* _WORK ORDER_:
How many lines below contain the word "type"? Answer with that number alone.

[Recorded data]
┄┄┄┄┄┄┄┄┄┄┄┄┄┄┄┄┄┄┄┄

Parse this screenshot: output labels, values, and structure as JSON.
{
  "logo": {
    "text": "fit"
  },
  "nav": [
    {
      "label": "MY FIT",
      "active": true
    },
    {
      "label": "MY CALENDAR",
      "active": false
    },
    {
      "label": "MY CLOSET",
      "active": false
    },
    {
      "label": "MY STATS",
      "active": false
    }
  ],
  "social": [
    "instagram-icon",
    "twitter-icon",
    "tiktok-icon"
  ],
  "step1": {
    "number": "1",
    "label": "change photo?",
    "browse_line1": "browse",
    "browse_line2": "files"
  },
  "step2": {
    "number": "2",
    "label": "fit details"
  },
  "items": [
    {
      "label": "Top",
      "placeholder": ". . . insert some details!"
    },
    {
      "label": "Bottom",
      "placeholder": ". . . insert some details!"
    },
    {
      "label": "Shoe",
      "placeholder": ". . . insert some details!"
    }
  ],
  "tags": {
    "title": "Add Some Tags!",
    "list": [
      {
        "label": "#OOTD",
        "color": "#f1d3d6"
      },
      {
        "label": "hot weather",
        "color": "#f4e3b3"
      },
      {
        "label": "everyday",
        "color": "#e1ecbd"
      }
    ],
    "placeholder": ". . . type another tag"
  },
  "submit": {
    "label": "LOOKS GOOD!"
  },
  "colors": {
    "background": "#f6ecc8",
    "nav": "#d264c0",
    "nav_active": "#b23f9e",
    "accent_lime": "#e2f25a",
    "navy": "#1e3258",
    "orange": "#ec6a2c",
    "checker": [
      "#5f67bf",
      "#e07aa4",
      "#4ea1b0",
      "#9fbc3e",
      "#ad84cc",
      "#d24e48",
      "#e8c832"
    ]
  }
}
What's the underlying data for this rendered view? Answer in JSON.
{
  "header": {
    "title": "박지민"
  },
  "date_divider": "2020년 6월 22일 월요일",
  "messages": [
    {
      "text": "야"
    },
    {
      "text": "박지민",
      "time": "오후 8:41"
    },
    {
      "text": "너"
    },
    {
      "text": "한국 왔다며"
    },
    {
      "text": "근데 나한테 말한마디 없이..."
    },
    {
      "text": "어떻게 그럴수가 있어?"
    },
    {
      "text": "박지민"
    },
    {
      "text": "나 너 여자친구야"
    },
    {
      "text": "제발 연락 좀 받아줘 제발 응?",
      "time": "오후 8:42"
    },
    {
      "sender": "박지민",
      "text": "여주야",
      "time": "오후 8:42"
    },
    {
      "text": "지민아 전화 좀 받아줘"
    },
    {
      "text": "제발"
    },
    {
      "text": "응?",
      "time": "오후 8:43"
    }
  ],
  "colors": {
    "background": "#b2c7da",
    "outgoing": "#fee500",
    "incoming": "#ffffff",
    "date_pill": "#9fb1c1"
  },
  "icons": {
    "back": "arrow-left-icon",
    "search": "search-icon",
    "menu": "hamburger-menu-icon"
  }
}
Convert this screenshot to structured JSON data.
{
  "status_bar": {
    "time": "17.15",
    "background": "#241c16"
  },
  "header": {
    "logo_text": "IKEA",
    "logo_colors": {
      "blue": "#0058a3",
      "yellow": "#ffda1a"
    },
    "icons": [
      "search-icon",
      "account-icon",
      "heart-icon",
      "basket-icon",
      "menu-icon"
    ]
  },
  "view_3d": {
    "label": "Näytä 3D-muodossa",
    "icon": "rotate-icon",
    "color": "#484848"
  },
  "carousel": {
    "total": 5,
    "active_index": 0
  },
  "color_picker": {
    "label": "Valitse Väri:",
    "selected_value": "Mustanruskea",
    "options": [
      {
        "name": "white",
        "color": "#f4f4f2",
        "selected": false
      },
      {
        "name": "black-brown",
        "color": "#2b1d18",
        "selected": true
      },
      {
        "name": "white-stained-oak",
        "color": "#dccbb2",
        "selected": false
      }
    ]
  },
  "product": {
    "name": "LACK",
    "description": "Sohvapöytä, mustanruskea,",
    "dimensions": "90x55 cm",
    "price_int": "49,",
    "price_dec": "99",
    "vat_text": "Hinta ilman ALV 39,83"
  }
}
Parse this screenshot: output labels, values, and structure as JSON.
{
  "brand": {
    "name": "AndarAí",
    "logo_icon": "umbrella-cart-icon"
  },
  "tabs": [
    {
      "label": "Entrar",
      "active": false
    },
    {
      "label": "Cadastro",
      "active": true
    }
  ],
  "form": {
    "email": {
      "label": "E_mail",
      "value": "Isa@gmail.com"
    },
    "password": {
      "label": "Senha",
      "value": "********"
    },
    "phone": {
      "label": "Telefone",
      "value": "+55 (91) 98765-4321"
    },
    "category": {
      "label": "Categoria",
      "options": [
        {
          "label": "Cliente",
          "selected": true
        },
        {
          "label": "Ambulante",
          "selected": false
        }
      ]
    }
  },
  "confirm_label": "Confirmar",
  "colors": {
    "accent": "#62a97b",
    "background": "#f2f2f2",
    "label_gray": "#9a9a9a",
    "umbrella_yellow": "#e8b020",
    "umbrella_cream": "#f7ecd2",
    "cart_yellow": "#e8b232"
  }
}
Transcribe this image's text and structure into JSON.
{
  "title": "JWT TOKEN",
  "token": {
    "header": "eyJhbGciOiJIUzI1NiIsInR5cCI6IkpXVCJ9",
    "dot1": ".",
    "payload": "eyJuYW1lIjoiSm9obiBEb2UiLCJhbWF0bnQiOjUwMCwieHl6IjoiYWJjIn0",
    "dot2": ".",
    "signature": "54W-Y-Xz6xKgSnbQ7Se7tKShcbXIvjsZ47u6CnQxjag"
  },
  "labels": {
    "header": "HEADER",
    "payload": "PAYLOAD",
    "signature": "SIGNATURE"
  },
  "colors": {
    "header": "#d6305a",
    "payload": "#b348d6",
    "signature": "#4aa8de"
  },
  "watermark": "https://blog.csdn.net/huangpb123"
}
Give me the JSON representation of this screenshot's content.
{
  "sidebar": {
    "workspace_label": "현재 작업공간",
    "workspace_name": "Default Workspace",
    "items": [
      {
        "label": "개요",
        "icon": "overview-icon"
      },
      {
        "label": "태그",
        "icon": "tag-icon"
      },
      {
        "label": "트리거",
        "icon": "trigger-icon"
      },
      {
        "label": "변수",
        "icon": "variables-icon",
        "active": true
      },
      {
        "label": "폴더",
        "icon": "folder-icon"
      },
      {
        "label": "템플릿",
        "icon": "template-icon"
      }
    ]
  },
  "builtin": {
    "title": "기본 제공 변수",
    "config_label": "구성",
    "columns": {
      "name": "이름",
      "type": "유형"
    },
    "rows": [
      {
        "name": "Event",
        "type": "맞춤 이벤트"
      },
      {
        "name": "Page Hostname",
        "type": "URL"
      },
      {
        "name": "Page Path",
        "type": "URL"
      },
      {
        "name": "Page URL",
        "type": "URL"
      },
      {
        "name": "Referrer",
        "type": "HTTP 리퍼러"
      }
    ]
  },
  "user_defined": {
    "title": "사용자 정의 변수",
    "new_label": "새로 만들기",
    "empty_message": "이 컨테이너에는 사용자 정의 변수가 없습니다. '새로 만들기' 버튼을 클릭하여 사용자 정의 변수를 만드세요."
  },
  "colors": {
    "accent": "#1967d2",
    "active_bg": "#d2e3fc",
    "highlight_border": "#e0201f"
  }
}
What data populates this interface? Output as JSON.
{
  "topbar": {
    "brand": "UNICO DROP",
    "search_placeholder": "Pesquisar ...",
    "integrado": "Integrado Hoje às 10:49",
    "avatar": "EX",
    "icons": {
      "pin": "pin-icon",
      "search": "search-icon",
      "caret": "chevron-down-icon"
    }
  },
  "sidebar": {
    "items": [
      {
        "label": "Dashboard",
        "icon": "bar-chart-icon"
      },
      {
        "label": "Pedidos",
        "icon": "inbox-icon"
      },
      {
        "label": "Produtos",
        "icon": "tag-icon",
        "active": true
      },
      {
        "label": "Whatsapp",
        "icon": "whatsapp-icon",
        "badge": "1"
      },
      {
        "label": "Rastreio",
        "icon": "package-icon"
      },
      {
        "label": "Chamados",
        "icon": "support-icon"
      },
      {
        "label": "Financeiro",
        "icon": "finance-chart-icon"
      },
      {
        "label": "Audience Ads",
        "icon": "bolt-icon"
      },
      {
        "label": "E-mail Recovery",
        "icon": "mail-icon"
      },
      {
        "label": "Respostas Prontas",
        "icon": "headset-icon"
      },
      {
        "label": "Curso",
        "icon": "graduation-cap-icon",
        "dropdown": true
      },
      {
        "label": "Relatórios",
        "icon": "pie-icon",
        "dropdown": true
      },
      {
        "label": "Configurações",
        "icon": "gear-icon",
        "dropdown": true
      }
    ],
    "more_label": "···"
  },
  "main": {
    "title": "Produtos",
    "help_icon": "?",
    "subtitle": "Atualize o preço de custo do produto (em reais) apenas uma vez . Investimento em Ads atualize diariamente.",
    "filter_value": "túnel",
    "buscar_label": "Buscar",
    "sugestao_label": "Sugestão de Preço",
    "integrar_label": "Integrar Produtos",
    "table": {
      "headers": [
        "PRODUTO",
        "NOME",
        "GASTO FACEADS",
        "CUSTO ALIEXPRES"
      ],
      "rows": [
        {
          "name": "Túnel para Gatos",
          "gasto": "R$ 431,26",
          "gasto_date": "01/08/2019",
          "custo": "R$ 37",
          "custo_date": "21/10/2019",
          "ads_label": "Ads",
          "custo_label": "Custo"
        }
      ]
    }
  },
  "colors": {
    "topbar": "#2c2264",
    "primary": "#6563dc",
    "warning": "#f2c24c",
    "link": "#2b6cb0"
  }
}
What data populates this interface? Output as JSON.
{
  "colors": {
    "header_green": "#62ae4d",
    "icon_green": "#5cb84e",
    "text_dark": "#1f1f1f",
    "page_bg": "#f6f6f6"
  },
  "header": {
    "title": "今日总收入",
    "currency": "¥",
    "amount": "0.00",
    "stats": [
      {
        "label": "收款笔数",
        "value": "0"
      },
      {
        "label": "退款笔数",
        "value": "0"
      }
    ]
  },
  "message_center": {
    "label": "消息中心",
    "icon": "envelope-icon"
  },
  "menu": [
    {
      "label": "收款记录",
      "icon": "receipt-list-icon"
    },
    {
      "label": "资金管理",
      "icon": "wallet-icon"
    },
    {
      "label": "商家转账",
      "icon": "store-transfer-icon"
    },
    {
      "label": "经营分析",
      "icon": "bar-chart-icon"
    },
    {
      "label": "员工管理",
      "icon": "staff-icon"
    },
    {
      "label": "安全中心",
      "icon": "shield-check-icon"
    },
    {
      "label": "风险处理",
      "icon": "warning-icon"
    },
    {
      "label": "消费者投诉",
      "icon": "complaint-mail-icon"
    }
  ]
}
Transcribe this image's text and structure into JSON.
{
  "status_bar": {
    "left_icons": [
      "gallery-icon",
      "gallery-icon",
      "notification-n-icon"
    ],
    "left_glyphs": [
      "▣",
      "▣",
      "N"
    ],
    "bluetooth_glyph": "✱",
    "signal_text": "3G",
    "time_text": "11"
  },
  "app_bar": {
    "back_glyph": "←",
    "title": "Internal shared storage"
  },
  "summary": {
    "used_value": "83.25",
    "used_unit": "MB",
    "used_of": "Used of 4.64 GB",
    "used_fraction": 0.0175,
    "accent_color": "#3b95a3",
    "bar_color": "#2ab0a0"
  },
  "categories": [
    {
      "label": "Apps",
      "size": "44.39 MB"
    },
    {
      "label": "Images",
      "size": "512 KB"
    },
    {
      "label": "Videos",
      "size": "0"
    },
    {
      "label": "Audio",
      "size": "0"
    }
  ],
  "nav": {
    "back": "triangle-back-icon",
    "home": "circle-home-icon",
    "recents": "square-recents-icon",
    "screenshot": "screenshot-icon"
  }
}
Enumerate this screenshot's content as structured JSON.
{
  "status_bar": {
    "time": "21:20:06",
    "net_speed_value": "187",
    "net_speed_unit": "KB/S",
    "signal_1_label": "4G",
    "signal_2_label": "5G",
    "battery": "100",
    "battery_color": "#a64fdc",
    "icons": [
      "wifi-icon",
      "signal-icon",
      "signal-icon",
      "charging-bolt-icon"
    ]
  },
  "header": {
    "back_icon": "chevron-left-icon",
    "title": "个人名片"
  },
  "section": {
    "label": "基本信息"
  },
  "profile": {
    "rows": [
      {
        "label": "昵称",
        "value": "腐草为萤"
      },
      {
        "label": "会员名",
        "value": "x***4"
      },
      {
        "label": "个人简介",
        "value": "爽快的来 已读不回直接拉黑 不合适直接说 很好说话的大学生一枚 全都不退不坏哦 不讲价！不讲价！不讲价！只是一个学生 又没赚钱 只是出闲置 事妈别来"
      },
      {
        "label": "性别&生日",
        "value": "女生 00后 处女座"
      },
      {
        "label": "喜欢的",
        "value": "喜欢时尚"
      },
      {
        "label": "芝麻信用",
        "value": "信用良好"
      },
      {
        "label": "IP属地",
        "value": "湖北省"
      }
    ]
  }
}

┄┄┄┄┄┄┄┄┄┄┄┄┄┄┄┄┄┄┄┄

* _SOLUTION TO THIS PROBLEM_:
7